Boldo leaves are a good substitute for Indian bay leaves, which are necessary for Northern Indian kormas and form an ingredient for the spice mixture garam masala. Since boldo leaves are rather strong, amounts should be slightly reduced. In Western cuisine, boldo leaves may be used similarly to bay leaves.. Boldo leaves are best suited for fish; furthermore, they may enrich tasty sauces and gravies. Similar to savory, they are well suited for mushrooms. Another application is pickled vegetables.

Health Benefits of Boldo

Shepherds in the Andes mountains noticed that their goats were not suffering from liver or intestinal problems since they had been dieting on boldo leaves. So they decided to check into it and discovered that the plant has numerous medicinal properties. Later, researchers from the United States, Mexico, Brazil, Turkey and European countries came to the same conclusions about the plant. It has been found to have antiseptic, diuretic, anesthetic, antifungal, antibacterial, and antiviral qualities.

It also aids digestion and stomach disorders, regulates uric acid, eliminates intestinal gas, reduces blood sugar levels and ensures a healthy menstruation (it has abortive qualities and should not be used during pregnancy). Well known as the hangover herb, it is used by many in South America after a long night out (can you say Carnival?). It acts directly on the liver and stomach, alleviating the most distasteful symptoms of alcohol. Taken daily, it substantially improves the complexion and removes any “tired” aspect in the face.

The best way to take boldo is to crush a few freshly-picked leaves in a few ounces of spring water with a pestle, then strain and drink.
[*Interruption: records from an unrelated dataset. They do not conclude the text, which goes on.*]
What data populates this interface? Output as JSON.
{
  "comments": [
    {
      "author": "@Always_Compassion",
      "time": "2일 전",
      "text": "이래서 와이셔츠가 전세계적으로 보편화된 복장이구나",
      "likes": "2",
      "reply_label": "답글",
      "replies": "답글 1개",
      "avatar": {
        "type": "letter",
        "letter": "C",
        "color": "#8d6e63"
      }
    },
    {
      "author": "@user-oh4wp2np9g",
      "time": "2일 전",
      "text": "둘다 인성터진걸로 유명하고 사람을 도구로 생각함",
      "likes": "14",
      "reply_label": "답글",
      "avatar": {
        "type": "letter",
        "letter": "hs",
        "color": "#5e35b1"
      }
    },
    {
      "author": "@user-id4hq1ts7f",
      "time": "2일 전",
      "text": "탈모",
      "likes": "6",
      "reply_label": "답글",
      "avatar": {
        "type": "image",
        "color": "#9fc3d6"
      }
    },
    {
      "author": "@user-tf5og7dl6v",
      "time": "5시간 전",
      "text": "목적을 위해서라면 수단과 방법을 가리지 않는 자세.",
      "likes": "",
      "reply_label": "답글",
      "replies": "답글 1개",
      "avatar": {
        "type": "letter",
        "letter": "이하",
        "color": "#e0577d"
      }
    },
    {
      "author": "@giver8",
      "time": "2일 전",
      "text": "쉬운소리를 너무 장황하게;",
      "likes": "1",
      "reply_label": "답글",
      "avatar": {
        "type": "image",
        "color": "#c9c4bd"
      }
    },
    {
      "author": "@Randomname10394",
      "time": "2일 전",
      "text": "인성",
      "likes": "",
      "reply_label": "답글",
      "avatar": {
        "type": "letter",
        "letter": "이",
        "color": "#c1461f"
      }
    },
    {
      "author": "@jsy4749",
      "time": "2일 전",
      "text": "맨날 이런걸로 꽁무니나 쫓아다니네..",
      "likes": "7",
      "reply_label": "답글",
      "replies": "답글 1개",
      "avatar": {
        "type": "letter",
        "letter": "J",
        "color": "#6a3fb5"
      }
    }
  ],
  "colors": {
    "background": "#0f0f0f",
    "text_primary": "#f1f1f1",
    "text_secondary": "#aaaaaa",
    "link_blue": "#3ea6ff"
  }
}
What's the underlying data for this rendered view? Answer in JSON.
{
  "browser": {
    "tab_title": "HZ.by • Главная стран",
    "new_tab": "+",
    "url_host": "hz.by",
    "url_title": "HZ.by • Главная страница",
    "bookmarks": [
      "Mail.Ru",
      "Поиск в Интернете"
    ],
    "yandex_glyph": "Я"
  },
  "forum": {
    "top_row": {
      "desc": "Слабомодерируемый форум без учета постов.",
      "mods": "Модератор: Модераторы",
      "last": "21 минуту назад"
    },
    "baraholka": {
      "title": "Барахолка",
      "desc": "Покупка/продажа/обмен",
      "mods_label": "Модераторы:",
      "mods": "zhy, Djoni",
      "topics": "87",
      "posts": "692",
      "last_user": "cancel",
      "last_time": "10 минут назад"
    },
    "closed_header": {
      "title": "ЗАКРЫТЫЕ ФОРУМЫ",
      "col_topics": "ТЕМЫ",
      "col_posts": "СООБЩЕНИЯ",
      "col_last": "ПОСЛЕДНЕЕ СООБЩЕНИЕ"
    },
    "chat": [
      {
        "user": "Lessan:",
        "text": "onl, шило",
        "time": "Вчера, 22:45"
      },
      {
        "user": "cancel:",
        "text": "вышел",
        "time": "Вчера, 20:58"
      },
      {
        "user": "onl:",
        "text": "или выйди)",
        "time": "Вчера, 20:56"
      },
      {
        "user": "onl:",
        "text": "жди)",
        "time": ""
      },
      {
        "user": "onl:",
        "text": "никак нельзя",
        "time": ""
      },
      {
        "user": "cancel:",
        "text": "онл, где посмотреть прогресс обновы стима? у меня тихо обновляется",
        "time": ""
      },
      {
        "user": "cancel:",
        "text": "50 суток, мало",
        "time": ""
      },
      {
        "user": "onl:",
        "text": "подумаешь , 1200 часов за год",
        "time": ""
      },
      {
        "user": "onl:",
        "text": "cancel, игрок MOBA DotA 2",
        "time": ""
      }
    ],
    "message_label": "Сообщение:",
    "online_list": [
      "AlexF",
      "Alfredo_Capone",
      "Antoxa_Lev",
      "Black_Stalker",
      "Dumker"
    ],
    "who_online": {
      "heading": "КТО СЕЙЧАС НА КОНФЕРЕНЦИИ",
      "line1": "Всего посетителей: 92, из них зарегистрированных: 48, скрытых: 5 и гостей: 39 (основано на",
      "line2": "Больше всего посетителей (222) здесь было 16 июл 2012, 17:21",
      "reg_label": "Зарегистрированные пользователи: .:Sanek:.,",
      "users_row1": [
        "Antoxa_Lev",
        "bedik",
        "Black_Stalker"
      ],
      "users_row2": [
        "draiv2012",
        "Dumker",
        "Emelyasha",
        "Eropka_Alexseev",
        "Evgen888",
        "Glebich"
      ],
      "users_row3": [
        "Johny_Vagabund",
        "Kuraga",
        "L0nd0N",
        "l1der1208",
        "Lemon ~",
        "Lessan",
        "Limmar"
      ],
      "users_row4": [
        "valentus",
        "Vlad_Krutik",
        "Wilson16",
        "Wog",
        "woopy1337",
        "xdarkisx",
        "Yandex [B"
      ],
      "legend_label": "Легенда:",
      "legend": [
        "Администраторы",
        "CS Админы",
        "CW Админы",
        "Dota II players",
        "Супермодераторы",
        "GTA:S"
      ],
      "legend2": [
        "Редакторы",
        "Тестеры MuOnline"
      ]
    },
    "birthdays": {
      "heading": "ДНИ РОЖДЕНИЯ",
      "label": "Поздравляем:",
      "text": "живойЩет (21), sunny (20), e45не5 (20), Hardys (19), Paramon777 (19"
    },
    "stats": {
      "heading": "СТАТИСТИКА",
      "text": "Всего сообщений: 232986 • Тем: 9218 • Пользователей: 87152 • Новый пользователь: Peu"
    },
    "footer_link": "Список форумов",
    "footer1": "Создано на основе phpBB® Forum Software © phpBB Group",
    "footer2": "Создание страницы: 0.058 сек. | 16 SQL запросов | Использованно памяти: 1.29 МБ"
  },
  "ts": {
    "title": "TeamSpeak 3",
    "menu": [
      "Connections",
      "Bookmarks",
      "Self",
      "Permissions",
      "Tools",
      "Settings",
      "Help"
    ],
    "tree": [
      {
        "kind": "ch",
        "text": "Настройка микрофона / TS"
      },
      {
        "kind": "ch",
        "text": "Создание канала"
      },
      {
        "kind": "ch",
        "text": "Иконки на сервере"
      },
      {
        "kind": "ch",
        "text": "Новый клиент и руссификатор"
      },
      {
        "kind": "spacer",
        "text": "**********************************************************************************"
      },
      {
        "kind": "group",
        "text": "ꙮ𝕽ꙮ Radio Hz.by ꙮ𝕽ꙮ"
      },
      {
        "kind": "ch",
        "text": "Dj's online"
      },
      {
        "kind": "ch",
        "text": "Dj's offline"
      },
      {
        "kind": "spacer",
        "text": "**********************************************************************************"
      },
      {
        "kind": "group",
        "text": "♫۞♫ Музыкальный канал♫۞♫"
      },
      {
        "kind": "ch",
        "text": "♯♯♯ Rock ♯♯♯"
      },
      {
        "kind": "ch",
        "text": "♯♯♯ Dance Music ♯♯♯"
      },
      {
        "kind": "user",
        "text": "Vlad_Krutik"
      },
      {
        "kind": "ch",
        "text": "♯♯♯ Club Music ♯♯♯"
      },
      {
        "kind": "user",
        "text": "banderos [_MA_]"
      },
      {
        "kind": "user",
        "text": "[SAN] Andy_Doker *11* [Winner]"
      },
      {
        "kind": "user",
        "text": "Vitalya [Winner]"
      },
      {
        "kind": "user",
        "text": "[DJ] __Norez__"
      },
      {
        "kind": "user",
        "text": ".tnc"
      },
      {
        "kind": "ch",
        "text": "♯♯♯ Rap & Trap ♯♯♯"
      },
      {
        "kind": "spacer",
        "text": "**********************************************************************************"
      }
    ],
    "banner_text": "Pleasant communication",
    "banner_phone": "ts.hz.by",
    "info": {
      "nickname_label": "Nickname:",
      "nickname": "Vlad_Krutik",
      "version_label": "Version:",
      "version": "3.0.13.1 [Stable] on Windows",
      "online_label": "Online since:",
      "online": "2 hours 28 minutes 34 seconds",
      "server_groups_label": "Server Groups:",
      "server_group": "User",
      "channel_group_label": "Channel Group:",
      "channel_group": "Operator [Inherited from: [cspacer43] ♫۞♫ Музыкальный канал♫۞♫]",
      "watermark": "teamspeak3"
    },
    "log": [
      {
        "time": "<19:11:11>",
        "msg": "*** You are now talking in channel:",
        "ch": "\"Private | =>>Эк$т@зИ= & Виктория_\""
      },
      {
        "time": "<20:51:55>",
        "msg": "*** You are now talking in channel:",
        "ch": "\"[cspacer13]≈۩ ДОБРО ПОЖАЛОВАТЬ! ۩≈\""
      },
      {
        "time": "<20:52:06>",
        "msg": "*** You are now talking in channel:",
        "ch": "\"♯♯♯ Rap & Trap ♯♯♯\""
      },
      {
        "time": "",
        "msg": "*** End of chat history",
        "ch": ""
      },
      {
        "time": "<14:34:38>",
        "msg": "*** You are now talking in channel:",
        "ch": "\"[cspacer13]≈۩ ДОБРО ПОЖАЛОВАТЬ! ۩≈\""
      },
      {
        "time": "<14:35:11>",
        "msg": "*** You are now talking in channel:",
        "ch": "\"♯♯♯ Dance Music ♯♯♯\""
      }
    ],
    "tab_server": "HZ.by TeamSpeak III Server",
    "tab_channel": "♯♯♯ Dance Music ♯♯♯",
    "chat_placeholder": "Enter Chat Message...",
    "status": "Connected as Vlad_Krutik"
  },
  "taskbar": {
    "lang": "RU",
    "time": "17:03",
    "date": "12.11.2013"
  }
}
It’s most bitter and most effective this way. But finding fresh boldo leaves may be challenging outside of South America. Look for herbal extracts and dried leaves or tea bags as an alternative. And if you ever visit Brazil for Carnival, be sure to have a few leaves on hand and use them before you go to sleep. In Chile, records report the use of Boldo as an anthelmintic (eliminates intestinal parasites). In Peru, the leaves are mainly used by Indigenous tribes to maintain liver health, to eliminate stones, and to support good digestion. In Europe, especially in Greece and Italy, Boldo is used as a digestive aid to stimulate liver and digestive functions.

It is also used to stimulate a sluggish liver and eliminate gall bladder stones. In various parts of the world Boldo has traditionally been used for head colds, earaches, hepatitis, liver congestion, constipation, flatulence, dizziness, stomach and intestinal cramps and a lack of appetite.

The essential oil of boldo leaves (2%) is characterized by its content of ascaridol, a monoterpene peroxide with monocyclic carbon skeleton (40%); other terpene derivatives found in the essential oil include p-cymene, 1,8-cineol and linalool. Ascaridol smells somewhat disagreeable and is, therefore, only rarely found in plants used as spices (for another example, see epazote). Furthermore, the leaves contain several different alkaloids of isoquinoline type, of which boldine (0.1%) before isocorydine and N-methyl laurotetanine is the most important.

Other Names

English: Boldina, Baldina
French: Boldo
German: Boldoblätter

Scientific Name

Boldea fragrans Fam: Monimiaceae

Franz Eugen Köhler, Köhler's Medizinal-Pflanzen / Public domain